→ Record excerpts

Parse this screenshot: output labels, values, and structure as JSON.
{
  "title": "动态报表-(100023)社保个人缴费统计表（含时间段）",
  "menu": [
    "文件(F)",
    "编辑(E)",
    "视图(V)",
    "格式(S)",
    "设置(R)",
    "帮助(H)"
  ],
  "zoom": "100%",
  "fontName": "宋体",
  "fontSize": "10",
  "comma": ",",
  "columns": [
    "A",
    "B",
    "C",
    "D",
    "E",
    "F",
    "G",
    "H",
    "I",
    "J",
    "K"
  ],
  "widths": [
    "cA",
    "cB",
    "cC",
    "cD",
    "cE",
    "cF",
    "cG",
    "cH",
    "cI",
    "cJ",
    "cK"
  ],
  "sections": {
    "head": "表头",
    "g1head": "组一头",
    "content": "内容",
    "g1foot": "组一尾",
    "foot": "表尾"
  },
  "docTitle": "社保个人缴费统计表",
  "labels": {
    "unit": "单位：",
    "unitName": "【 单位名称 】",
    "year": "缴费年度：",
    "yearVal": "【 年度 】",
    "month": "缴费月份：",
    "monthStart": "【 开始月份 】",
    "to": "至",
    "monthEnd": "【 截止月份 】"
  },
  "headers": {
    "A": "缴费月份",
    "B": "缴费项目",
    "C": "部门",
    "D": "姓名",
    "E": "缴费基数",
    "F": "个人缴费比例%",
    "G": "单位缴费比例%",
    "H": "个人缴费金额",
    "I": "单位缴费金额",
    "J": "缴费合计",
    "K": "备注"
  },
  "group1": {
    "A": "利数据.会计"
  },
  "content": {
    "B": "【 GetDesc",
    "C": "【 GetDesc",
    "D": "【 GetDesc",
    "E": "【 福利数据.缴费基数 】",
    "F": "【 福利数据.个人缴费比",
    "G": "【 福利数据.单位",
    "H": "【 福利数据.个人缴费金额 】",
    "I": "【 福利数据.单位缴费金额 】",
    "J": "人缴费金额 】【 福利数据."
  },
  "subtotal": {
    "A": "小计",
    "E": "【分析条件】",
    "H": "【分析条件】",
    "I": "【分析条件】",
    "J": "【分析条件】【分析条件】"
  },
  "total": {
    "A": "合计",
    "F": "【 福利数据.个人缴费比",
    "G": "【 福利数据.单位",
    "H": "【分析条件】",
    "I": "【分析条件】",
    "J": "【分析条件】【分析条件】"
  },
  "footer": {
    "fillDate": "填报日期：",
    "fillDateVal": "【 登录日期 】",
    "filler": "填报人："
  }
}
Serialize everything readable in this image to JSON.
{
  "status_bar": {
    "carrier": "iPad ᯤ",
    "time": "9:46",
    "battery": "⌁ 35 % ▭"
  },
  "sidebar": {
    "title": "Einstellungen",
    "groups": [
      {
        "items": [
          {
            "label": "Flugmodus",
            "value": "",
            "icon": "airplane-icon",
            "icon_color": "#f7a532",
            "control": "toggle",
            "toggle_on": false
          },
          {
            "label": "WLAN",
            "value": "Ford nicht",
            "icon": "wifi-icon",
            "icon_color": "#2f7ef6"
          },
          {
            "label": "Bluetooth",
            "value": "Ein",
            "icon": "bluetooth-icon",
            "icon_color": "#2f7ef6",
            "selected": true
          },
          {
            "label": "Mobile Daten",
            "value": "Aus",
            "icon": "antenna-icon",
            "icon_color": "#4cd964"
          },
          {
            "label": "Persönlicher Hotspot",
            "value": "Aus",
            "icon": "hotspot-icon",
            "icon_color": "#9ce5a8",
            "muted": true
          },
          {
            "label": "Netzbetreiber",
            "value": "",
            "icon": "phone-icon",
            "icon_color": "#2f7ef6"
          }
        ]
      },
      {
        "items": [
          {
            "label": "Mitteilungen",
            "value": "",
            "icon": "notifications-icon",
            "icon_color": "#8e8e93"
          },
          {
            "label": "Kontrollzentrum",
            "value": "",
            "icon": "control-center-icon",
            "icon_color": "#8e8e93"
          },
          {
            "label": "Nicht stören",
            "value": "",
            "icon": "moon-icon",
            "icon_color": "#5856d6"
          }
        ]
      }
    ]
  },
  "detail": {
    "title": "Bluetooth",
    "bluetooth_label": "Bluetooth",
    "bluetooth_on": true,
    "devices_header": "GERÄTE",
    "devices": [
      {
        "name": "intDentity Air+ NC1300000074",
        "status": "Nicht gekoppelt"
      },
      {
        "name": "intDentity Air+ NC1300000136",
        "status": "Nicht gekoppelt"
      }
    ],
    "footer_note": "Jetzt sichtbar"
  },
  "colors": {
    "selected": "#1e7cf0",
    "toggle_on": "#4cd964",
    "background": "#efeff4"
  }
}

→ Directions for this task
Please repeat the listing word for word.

→ Response
Parse this screenshot: output labels, values, and structure as JSON.
{
  "title": "动态报表-(100023)社保个人缴费统计表（含时间段）",
  "menu": [
    "文件(F)",
    "编辑(E)",
    "视图(V)",
    "格式(S)",
    "设置(R)",
    "帮助(H)"
  ],
  "zoom": "100%",
  "fontName": "宋体",
  "fontSize": "10",
  "comma": ",",
  "columns": [
    "A",
    "B",
    "C",
    "D",
    "E",
    "F",
    "G",
    "H",
    "I",
    "J",
    "K"
  ],
  "widths": [
    "cA",
    "cB",
    "cC",
    "cD",
    "cE",
    "cF",
    "cG",
    "cH",
    "cI",
    "cJ",
    "cK"
  ],
  "sections": {
    "head": "表头",
    "g1head": "组一头",
    "content": "内容",
    "g1foot": "组一尾",
    "foot": "表尾"
  },
  "docTitle": "社保个人缴费统计表",
  "labels": {
    "unit": "单位：",
    "unitName": "【 单位名称 】",
    "year": "缴费年度：",
    "yearVal": "【 年度 】",
    "month": "缴费月份：",
    "monthStart": "【 开始月份 】",
    "to": "至",
    "monthEnd": "【 截止月份 】"
  },
  "headers": {
    "A": "缴费月份",
    "B": "缴费项目",
    "C": "部门",
    "D": "姓名",
    "E": "缴费基数",
    "F": "个人缴费比例%",
    "G": "单位缴费比例%",
    "H": "个人缴费金额",
    "I": "单位缴费金额",
    "J": "缴费合计",
    "K": "备注"
  },
  "group1": {
    "A": "利数据.会计"
  },
  "content": {
    "B": "【 GetDesc",
    "C": "【 GetDesc",
    "D": "【 GetDesc",
    "E": "【 福利数据.缴费基数 】",
    "F": "【 福利数据.个人缴费比",
    "G": "【 福利数据.单位",
    "H": "【 福利数据.个人缴费金额 】",
    "I": "【 福利数据.单位缴费金额 】",
    "J": "人缴费金额 】【 福利数据."
  },
  "subtotal": {
    "A": "小计",
    "E": "【分析条件】",
    "H": "【分析条件】",
    "I": "【分析条件】",
    "J": "【分析条件】【分析条件】"
  },
  "total": {
    "A": "合计",
    "F": "【 福利数据.个人缴费比",
    "G": "【 福利数据.单位",
    "H": "【分析条件】",
    "I": "【分析条件】",
    "J": "【分析条件】【分析条件】"
  },
  "footer": {
    "fillDate": "填报日期：",
    "fillDateVal": "【 登录日期 】",
    "filler": "填报人："
  }
}
Serialize everything readable in this image to JSON.
{
  "status_bar": {
    "carrier": "iPad ᯤ",
    "time": "9:46",
    "battery": "⌁ 35 % ▭"
  },
  "sidebar": {
    "title": "Einstellungen",
    "groups": [
      {
        "items": [
          {
            "label": "Flugmodus",
            "value": "",
            "icon": "airplane-icon",
            "icon_color": "#f7a532",
            "control": "toggle",
            "toggle_on": false
          },
          {
            "label": "WLAN",
            "value": "Ford nicht",
            "icon": "wifi-icon",
            "icon_color": "#2f7ef6"
          },
          {
            "label": "Bluetooth",
            "value": "Ein",
            "icon": "bluetooth-icon",
            "icon_color": "#2f7ef6",
            "selected": true
          },
          {
            "label": "Mobile Daten",
            "value": "Aus",
            "icon": "antenna-icon",
            "icon_color": "#4cd964"
          },
          {
            "label": "Persönlicher Hotspot",
            "value": "Aus",
            "icon": "hotspot-icon",
            "icon_color": "#9ce5a8",
            "muted": true
          },
          {
            "label": "Netzbetreiber",
            "value": "",
            "icon": "phone-icon",
            "icon_color": "#2f7ef6"
          }
        ]
      },
      {
        "items": [
          {
            "label": "Mitteilungen",
            "value": "",
            "icon": "notifications-icon",
            "icon_color": "#8e8e93"
          },
          {
            "label": "Kontrollzentrum",
            "value": "",
            "icon": "control-center-icon",
            "icon_color": "#8e8e93"
          },
          {
            "label": "Nicht stören",
            "value": "",
            "icon": "moon-icon",
            "icon_color": "#5856d6"
          }
        ]
      }
    ]
  },
  "detail": {
    "title": "Bluetooth",
    "bluetooth_label": "Bluetooth",
    "bluetooth_on": true,
    "devices_header": "GERÄTE",
    "devices": [
      {
        "name": "intDentity Air+ NC1300000074",
        "status": "Nicht gekoppelt"
      },
      {
        "name": "intDentity Air+ NC1300000136",
        "status": "Nicht gekoppelt"
      }
    ],
    "footer_note": "Jetzt sichtbar"
  },
  "colors": {
    "selected": "#1e7cf0",
    "toggle_on": "#4cd964",
    "background": "#efeff4"
  }
}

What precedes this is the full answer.